Jo Roberts, CEO of the Wilderness Foundation said: “Through our allotments, we work with members of the community who are vulnerable and socially isolated as well as those with special educational needs, NHS patients and other community groups. Those taking part benefit from working together, helping reduce social isolation, anxiety and other issues affecting their mental wellbeing whilst also learning new skills in gardening and conservation.

“Our weekly allotment workshops help people to spend more time outdoors in nature, learning about the importance of sustainability and environmental responsibility, gaining confidence and communication skills.  The allotment programme is open for all and gives residents and groups an improved sense of community, whilst supporting their mental health by being in nature.

“Our project educates local people about the benefits of healthy living, healthy eating and the positive impact to the environment when we work in collaboration with each other and nature. The scheme also directly contributes to community health and well-being, with organic food grown on site. Any excess produce is donated to the local food bank, spreading the benefit of the project even further within the community.”

Market Field Farm

Market Field Farm near Colchester, whilst not an allotment, is establishing a project on a five-and-a-half-acre site to give young people with disabilities the chance to develop skills and receive training in a real working environment and create paid employment as well as volunteering opportunities.

It is an innovative project that has received support from ECF with a grant of £5,471 given from the Alan and Fay Cherry Fund and Austin Hicks Charitable Fund.  The project is being developed by Market Field School which is based in Elmstead Market and helps young people with special educational needs and learning difficulties gain valuable skills experience so they can secure paid employment in the future.

Whilst the creation of the farm takes shape, the organisation provides a conservation enterprise, Market Field Grows (MFG), which collaborates with the Tree Council, Colchester City Council, Essex County Council and the Big Green Internet to provide teams dedicated to planting trees on a massive scale across north east Essex.  They also work with local farmers on rewilding projects, which focus on encouraging a diverse range of wildlife.

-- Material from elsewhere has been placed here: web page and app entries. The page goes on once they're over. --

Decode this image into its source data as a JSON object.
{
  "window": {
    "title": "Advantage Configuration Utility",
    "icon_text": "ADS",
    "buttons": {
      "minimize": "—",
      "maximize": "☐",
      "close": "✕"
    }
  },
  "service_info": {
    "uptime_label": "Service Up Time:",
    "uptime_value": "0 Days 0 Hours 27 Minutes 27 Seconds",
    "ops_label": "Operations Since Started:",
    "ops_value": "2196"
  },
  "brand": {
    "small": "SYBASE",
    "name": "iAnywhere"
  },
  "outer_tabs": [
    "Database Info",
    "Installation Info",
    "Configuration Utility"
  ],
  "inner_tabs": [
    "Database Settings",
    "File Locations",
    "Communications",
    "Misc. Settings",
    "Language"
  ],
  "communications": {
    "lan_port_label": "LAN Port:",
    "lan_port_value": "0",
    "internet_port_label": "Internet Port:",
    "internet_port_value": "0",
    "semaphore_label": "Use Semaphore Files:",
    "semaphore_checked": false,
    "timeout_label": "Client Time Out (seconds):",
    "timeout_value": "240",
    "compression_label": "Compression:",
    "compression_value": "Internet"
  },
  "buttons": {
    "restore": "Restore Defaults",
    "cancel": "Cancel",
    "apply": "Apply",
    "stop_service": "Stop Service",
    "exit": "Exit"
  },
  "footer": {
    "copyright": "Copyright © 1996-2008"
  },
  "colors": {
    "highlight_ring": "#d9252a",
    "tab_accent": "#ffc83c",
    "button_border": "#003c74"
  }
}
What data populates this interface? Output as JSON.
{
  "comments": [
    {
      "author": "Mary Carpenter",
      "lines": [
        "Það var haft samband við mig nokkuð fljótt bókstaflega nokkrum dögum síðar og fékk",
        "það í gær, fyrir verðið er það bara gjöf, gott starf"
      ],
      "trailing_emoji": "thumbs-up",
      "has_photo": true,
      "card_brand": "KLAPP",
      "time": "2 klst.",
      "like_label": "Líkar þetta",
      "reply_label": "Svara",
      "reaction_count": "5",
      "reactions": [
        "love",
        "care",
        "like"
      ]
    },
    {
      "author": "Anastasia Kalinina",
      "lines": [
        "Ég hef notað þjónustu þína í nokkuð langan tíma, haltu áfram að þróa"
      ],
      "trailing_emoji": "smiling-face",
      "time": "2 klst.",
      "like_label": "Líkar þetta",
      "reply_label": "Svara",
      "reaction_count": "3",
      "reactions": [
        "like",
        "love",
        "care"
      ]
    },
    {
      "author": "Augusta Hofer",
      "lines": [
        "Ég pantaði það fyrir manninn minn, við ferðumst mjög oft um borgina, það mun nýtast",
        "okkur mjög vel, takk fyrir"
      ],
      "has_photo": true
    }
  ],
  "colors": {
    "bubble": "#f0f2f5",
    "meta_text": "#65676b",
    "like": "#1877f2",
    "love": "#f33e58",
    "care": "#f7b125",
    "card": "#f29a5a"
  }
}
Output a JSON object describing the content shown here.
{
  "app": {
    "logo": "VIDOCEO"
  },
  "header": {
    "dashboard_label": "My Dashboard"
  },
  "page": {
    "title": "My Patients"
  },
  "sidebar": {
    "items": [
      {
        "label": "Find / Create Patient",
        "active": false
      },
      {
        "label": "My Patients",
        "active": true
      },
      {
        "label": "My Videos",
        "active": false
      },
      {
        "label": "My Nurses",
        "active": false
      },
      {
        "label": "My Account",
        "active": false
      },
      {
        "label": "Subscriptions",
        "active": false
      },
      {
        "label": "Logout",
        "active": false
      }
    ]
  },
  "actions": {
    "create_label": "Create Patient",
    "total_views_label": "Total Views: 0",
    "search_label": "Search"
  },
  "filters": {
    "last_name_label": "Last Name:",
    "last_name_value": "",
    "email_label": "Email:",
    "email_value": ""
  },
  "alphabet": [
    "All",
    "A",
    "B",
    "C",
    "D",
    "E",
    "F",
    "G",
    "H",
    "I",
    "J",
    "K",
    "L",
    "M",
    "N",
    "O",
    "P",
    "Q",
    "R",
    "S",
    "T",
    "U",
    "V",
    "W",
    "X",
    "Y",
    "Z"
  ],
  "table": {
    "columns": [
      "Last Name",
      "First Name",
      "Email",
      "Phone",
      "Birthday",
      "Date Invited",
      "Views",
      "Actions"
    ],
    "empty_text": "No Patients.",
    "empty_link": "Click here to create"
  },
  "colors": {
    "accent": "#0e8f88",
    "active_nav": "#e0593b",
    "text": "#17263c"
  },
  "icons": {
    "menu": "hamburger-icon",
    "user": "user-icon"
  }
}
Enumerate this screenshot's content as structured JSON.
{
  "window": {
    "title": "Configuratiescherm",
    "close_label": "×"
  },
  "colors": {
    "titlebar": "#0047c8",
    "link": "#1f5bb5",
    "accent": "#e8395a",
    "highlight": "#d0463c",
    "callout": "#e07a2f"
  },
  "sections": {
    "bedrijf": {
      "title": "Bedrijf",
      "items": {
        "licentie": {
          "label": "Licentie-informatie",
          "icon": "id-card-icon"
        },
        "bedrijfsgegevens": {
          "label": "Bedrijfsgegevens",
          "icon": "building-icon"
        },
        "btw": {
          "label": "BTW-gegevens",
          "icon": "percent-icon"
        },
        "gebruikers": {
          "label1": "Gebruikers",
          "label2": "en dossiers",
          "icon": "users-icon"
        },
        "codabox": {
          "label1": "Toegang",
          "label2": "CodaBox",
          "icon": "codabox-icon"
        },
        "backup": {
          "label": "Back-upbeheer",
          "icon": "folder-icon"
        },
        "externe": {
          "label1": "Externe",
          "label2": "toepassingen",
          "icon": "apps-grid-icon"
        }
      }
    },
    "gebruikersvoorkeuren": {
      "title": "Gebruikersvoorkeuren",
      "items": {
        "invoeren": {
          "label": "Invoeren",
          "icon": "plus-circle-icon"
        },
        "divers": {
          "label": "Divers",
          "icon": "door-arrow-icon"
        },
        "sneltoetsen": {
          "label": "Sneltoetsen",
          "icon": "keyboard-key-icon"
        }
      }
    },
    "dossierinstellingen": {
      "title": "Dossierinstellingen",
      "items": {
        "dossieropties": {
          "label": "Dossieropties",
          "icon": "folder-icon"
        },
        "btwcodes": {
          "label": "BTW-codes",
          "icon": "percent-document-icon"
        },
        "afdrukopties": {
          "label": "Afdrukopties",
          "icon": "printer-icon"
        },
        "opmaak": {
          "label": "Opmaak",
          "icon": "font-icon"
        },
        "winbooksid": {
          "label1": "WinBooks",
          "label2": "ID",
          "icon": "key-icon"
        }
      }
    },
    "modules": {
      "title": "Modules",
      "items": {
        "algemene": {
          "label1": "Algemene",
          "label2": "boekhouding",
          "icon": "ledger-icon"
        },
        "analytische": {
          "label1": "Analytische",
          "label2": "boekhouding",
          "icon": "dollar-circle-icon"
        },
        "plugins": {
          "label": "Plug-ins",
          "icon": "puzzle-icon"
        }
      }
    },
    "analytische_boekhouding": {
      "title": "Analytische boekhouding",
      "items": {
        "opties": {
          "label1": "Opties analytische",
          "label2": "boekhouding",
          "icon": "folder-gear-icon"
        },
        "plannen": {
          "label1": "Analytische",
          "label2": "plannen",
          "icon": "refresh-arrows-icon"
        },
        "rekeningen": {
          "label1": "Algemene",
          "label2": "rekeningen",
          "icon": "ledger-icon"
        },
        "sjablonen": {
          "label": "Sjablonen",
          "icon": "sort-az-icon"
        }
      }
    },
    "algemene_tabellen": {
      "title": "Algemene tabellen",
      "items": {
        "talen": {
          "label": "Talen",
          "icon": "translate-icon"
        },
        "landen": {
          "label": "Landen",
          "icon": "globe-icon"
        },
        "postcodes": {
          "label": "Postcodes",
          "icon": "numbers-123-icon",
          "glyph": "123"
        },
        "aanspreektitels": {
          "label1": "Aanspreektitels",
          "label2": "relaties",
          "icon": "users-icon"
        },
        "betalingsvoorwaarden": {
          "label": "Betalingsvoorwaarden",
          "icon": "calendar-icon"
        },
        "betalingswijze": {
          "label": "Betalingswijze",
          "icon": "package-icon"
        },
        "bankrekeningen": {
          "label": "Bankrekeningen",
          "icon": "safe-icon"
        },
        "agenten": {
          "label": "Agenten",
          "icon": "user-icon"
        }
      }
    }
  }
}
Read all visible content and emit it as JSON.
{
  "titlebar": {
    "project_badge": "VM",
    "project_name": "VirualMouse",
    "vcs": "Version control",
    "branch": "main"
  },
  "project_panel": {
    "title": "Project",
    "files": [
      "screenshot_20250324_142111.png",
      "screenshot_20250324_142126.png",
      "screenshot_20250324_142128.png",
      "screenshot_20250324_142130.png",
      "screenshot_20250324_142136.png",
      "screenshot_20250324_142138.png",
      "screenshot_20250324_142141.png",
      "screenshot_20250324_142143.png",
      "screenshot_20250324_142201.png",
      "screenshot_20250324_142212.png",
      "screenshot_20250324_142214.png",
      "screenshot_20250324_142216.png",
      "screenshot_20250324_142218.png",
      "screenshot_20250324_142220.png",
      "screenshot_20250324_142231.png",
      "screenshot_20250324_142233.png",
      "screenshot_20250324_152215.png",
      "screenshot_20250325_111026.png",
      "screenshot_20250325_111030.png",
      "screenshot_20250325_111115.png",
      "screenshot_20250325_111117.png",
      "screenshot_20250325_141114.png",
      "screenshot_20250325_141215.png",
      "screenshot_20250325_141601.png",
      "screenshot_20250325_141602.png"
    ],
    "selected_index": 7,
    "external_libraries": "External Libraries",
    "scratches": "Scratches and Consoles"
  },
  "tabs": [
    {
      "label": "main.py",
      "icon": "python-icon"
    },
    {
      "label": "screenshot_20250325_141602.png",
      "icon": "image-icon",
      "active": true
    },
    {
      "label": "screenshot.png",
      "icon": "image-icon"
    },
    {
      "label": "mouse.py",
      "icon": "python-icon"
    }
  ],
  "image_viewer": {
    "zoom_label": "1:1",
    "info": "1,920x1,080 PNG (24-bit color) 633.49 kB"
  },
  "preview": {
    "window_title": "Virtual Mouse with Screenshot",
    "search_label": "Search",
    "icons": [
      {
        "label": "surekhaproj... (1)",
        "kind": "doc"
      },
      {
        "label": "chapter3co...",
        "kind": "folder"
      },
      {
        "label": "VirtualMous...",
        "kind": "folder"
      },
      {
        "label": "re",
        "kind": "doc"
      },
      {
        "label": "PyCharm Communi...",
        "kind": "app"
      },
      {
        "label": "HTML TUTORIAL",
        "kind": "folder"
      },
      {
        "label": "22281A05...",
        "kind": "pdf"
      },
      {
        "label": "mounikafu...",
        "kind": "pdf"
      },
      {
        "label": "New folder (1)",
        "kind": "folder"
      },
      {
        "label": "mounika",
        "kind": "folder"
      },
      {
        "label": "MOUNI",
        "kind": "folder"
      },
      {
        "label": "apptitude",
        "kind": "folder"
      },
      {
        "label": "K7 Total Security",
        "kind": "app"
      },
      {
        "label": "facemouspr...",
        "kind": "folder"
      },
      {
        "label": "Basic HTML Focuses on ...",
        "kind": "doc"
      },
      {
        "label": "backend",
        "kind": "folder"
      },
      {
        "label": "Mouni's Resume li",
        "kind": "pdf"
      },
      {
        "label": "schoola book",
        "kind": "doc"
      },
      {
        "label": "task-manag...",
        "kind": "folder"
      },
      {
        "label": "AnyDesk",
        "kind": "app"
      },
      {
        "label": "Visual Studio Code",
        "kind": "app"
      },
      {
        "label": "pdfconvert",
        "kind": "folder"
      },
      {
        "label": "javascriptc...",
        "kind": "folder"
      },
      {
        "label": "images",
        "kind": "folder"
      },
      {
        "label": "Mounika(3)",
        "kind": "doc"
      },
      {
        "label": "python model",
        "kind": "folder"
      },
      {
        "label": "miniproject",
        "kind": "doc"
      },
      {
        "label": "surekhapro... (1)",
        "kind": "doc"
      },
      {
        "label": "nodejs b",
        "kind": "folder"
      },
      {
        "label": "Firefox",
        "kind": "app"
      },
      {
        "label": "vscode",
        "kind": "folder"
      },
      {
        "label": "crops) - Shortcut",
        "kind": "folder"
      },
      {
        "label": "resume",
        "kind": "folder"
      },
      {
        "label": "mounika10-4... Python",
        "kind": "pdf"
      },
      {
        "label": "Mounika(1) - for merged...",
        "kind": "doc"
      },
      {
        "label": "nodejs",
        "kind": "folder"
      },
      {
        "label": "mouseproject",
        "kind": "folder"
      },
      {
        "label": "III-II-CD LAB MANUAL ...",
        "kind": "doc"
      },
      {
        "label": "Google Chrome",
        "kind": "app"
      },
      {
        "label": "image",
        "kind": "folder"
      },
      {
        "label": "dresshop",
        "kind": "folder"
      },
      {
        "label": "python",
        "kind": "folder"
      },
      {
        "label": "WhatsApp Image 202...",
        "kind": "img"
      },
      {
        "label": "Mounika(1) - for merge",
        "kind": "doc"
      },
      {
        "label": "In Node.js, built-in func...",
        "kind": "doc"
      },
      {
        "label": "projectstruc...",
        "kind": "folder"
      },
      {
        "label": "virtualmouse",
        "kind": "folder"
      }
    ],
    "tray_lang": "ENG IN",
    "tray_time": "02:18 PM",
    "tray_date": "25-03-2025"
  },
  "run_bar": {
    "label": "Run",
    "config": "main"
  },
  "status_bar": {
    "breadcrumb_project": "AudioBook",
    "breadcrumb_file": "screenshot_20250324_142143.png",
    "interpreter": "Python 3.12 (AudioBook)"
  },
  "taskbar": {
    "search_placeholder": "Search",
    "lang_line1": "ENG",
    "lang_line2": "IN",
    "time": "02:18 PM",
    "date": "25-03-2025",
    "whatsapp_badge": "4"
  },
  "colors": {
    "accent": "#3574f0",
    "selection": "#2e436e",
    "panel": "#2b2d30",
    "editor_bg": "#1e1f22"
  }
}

Chloe Jennings, Director of Operations for Hope Learning Community and Market Field Farm said: “Currently only 5.1% people with learning disabilities will secure paid employment during their lifetime. We are committed and determined to challenge and change this and believe that Market Field Farm and Market Field Grows both have the potential to do it.

“The team looked at what was required in the region and the vision for Market Field Farm and Market Field Grows were developed. As we head into our third year, we now employ 10 young people and two team leaders and plans for Market Field Farm are fully formed.

“The young people we support enjoy being outdoors, whatever the weather, going to work and feeling independent.  It helps them further build their confidence to gain valuable experience of the workplace and develop as individuals, learning to socialise and interact with other people.  All of this will support them positively for the future.”

The grant from ECF will enable Market Field Farm to buy more equipment and continue providing more consistent work for the young people involved.

Allotment Facts

  • There are an estimated 330,000 allotments across the UK.
  • The average waiting time for an allotment is six to 18 months and there are around 90,000 on waiting lists for an allotment.
  • Allotments can vary in size but the most common is ten rods or poles, which is an old Anglo-Saxon measurement roughly equal to 250 square metres.
  • The traditional date when rent is due on an allotment is St Michaelmas day, 29 September.
  • Under the 1950 Allotment Act, the keeping of hens and rabbits is permitted so long as they are for the tenant’s own use and not for business or profit.
  • There’s a national society dedicated to allotments. Find out more at The National Allotment Society: nsalg.org.uk
  • National Allotments Week 2024 runs August 12-18.